Bell, 62y in 8 rushes, gains 16 on first down but Maxwell misses badly on a pair of third-and-12 throws and that is that.  The Spartans punt again.  Still no score.  Not a sellout here today, by the way.
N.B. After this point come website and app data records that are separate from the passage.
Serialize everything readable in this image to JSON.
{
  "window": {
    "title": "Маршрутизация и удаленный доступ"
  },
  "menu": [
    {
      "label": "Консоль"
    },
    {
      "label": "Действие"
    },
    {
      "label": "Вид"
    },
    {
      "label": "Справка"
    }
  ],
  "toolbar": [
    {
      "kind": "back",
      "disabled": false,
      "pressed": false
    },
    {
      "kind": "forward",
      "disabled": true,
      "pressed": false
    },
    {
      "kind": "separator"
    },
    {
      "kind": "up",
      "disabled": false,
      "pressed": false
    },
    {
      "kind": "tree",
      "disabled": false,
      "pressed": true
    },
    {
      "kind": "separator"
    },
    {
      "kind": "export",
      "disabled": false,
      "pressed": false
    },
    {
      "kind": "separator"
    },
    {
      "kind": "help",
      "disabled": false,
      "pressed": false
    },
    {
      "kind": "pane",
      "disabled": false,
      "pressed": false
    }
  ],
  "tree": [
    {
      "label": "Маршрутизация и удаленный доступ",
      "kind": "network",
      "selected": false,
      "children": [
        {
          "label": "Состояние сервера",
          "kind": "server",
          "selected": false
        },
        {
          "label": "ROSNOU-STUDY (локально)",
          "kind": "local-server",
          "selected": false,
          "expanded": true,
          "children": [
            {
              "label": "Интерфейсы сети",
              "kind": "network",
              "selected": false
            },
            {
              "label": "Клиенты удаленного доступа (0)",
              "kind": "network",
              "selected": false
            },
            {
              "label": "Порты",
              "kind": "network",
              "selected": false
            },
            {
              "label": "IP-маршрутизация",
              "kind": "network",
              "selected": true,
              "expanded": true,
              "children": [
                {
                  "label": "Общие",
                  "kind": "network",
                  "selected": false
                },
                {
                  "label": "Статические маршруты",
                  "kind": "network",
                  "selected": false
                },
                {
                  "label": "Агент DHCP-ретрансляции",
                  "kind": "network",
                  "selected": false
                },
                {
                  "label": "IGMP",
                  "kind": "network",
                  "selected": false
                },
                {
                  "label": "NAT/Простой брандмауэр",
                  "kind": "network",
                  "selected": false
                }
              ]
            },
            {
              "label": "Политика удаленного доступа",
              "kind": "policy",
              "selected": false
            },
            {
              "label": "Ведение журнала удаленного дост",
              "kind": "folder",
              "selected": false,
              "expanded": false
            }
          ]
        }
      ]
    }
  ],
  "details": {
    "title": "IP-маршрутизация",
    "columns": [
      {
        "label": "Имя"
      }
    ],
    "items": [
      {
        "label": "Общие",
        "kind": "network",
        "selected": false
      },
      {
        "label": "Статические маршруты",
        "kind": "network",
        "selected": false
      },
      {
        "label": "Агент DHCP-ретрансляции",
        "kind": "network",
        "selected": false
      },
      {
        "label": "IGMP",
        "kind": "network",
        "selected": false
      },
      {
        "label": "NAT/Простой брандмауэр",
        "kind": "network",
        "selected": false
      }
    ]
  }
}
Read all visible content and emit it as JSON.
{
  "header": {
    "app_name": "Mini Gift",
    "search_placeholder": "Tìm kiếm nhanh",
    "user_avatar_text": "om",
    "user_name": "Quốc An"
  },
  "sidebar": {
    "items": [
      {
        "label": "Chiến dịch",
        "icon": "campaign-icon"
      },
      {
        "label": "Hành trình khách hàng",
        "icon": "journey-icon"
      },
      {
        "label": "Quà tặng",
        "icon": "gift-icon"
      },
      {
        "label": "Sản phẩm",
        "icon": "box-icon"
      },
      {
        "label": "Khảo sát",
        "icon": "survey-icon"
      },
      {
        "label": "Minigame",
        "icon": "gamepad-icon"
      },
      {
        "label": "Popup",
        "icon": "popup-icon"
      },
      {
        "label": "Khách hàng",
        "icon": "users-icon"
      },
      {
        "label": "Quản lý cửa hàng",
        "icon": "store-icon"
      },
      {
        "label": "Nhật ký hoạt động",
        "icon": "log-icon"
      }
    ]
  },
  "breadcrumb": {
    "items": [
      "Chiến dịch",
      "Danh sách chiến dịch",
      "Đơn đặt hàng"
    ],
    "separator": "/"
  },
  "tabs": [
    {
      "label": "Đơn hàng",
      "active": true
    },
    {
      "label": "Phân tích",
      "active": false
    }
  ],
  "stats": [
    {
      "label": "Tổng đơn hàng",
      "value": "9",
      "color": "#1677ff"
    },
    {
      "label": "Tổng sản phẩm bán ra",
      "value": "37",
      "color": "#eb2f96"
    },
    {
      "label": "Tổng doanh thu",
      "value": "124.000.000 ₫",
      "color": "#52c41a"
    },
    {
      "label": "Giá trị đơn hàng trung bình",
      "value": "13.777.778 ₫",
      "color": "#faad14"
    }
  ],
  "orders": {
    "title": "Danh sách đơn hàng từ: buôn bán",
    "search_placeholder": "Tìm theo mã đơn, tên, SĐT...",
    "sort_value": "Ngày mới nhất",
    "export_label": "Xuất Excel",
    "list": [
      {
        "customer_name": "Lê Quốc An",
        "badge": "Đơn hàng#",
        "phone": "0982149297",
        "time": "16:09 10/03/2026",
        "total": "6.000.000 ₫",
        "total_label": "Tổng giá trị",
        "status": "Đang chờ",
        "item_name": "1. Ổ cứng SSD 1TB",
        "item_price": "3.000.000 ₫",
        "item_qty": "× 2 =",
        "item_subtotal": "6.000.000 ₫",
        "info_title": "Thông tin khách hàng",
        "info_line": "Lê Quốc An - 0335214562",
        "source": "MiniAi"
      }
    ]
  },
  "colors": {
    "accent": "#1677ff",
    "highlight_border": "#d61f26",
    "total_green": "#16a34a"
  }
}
It appears a lot of the students have elected to spend the afternoon in their dorm rooms.

Did we mention Purdue scored 54 on these guys last week?  MSU fails to score in the first quarter here today, gaining 84 yards of total offense, 76 of those by Bell on ten carries.  After One: EMU 0, MSU 0.

Bell gets to 100 yards on his 13th carry with a little over 12 minutes left in the second but the drive stalls so Conroy comes on to hit a 35y field goal with 10:06 left in the first half.  Points are on the board at long last and MSU leads EMU 3-0.

Uh, Michigan State, giving 33, is trailing Eastern Michigan at halftime here 7-3.  Picking up where they left off against Notre Dame when they were 1/8 in second half third-down conversions, MSU goes 1/8 on third down in the first half today.  Maxwell is 9/19 for 31 yards.  The only bright spot--and I mean the only bright spot, is Le'Veon Bell: 117y on 17 rushes.  An MSU fumble gave the Eagles the ball at the Spartan 23 and Eastern got a TD toss on the first snap after the turn.  HALFTIME: EASTERN MICHIGAN 7, MICHIGAN STATE 3.

Bell carries on each of the first 5 plays run by MSU in the second half, so he has more touches in the second half today (5) than he did in the entire second half last Saturday night (4). Maxwell thrown underneath again on third down so MSU comes up short and Conroys hits a 45y FG with 9:25 left in 3rd.  MSU pulls to within one, trails 7-6.

Here's the good news.  I don't think EMU can move the ball on MSU.  The Eagles have 84y of offense and only 4 first downs.  So, if the Spartans donn't turn it over again, they should be able to come back and win this thing.

EMU turns it over at their 41 and MSU gains a grand total of 3y, punts.  Frustrating.

Maxwell finally hits a couple downfield--finding TE Dion Sims for 16 and then 17 on consecutive plays.  Holding (naturally) stalls the drive and Conroy's 3rd field goal of the day is a 35-yarder that gives MSU a 9-7 lead with 1:11 left in the third.

Touchdown, MSU.  Been a while.  Maxwell hits Sims (4 2nd-half catches) with a ten-yard scoring strike as MSU goes 89 in 12 to move ahead 16-7.  7:19 left, so it looks like they will get out of here with a win.  I have to leave for the post-game interviews in a couple of minutes which is a shame because I've been watching the A's-Yankees game out of the corner of my eye and what a show in the Bronx.  Oakland hit three homes and scored 4 in the top of the 13th for a 9-5 lead, NY has just scored 4 to tie in their half of the 13th.

Back from the interviews and I think Mark Dantonio was, well, upset.  We'd ask and he'd answer, "Yes, next question."  I'm pretty sure you'll see it in SportsCenter.  MSU scored late while we were down on the field and they win 23-7.  They will, most certainly, have to play better one week from today here to beat Ohio State.  The Tigers beat the Twins 8-0, Chicago is at LA at nine.  We'll be at Comerica tomorrow, we'll talk to you then.